[Entries from a dataset of interfaces]
.....

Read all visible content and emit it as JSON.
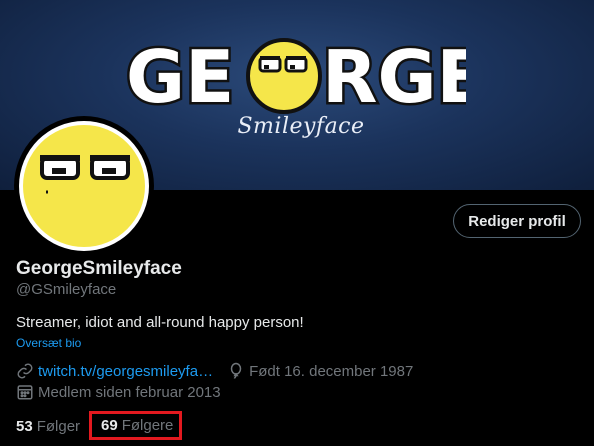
{
  "banner": {
    "logo_text": "GEORGE",
    "logo_subtext": "Smileyface"
  },
  "profile": {
    "edit_button_label": "Rediger profil",
    "display_name": "GeorgeSmileyface",
    "handle": "@GSmileyface",
    "bio": "Streamer, idiot and all-round happy person!",
    "translate_label": "Oversæt bio",
    "link_text": "twitch.tv/georgesmileyfa…",
    "birthdate": "Født 16. december 1987",
    "joined": "Medlem siden februar 2013"
  },
  "stats": {
    "following_count": "53",
    "following_label": "Følger",
    "followers_count": "69",
    "followers_label": "Følgere"
  },
  "icons": {
    "link": "link-icon",
    "birthday": "balloon-icon",
    "joined": "calendar-icon"
  },
  "colors": {
    "accent": "#1d9bf0",
    "highlight_box": "#e3191f",
    "smiley_yellow": "#f5e64a"
  }
}
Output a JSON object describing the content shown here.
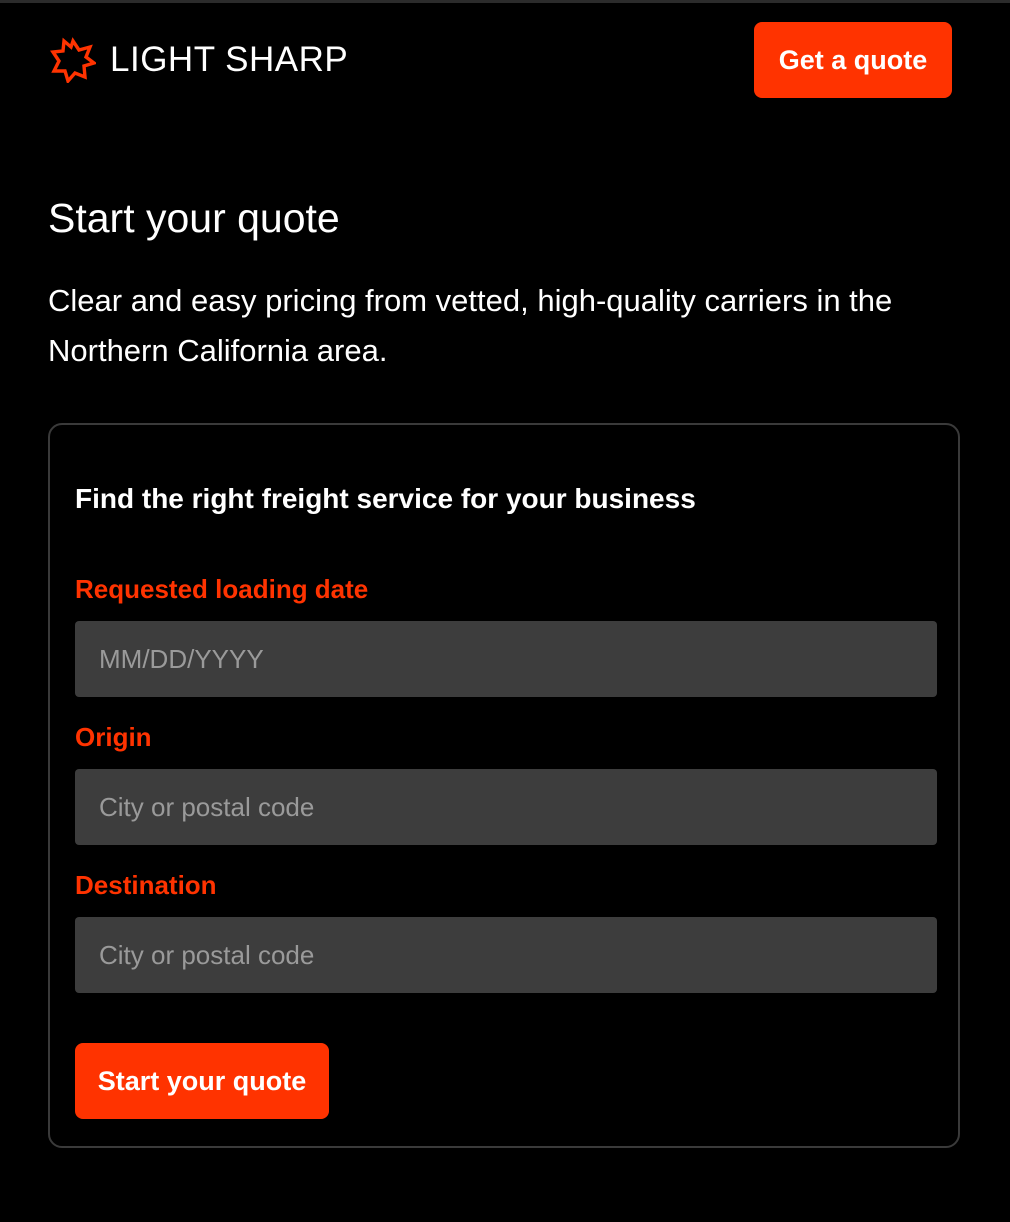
{
  "brand": {
    "name": "LIGHT SHARP",
    "accent_color": "#ff3300"
  },
  "header": {
    "cta_label": "Get a quote"
  },
  "hero": {
    "title": "Start your quote",
    "subtitle": "Clear and easy pricing from vetted, high-quality carriers in the Northern California area."
  },
  "form": {
    "title": "Find the right freight service for your business",
    "fields": [
      {
        "label": "Requested loading date",
        "placeholder": "MM/DD/YYYY",
        "value": ""
      },
      {
        "label": "Origin",
        "placeholder": "City or postal code",
        "value": ""
      },
      {
        "label": "Destination",
        "placeholder": "City or postal code",
        "value": ""
      }
    ],
    "submit_label": "Start your quote"
  },
  "icons": {
    "logo": "starburst-logo-icon"
  }
}
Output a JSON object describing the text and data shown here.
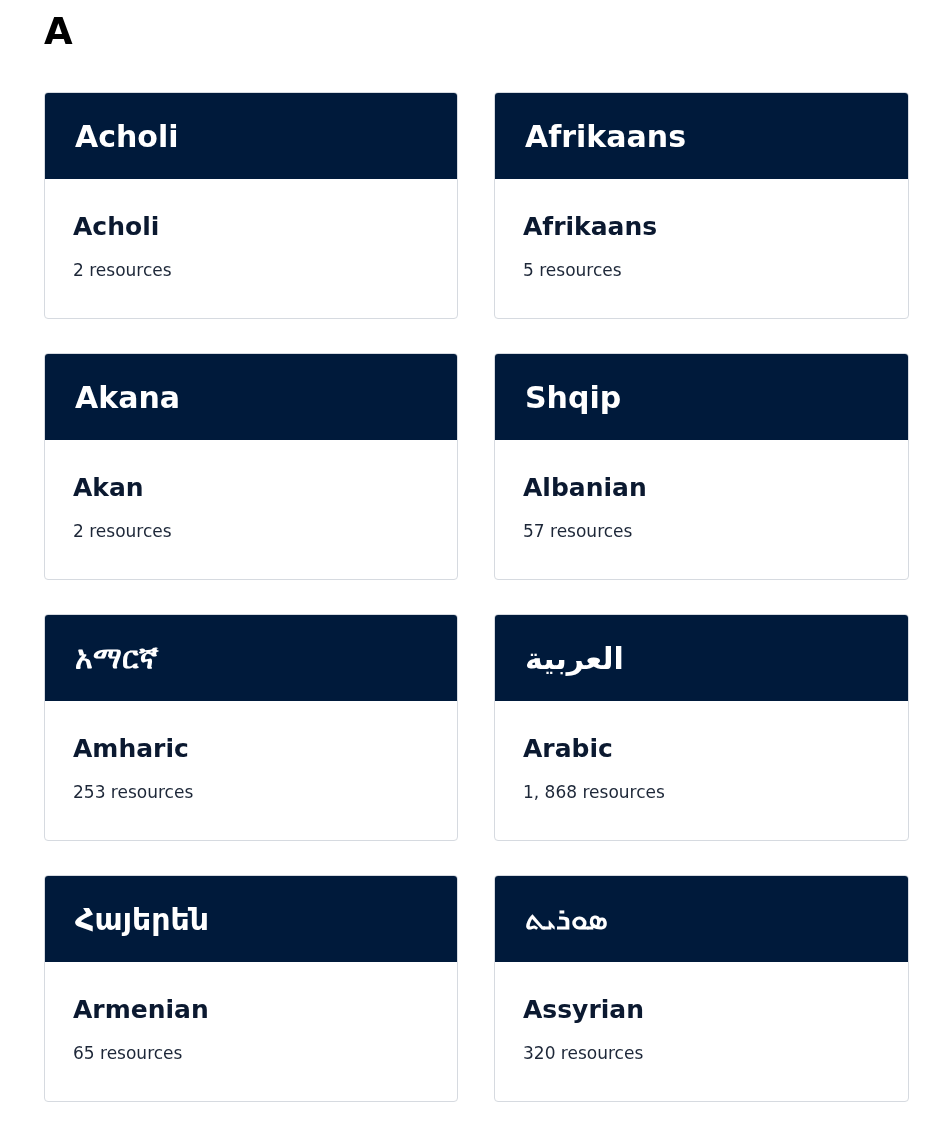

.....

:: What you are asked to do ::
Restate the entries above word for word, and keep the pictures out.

:: The answer ::
Read all visible content and emit it as JSON.
{
  "banner": {
    "logo_text": "GEORGE",
    "logo_subtext": "Smileyface"
  },
  "profile": {
    "edit_button_label": "Rediger profil",
    "display_name": "GeorgeSmileyface",
    "handle": "@GSmileyface",
    "bio": "Streamer, idiot and all-round happy person!",
    "translate_label": "Oversæt bio",
    "link_text": "twitch.tv/georgesmileyfa…",
    "birthdate": "Født 16. december 1987",
    "joined": "Medlem siden februar 2013"
  },
  "stats": {
    "following_count": "53",
    "following_label": "Følger",
    "followers_count": "69",
    "followers_label": "Følgere"
  },
  "icons": {
    "link": "link-icon",
    "birthday": "balloon-icon",
    "joined": "calendar-icon"
  },
  "colors": {
    "accent": "#1d9bf0",
    "highlight_box": "#e3191f",
    "smiley_yellow": "#f5e64a"
  }
}
Output a JSON object describing the content shown here.
{
  "brand": {
    "name": "LIGHT SHARP",
    "accent_color": "#ff3300"
  },
  "header": {
    "cta_label": "Get a quote"
  },
  "hero": {
    "title": "Start your quote",
    "subtitle": "Clear and easy pricing from vetted, high-quality carriers in the Northern California area."
  },
  "form": {
    "title": "Find the right freight service for your business",
    "fields": [
      {
        "label": "Requested loading date",
        "placeholder": "MM/DD/YYYY",
        "value": ""
      },
      {
        "label": "Origin",
        "placeholder": "City or postal code",
        "value": ""
      },
      {
        "label": "Destination",
        "placeholder": "City or postal code",
        "value": ""
      }
    ],
    "submit_label": "Start your quote"
  },
  "icons": {
    "logo": "starburst-logo-icon"
  }
}
Output a JSON object describing the text and data shown here.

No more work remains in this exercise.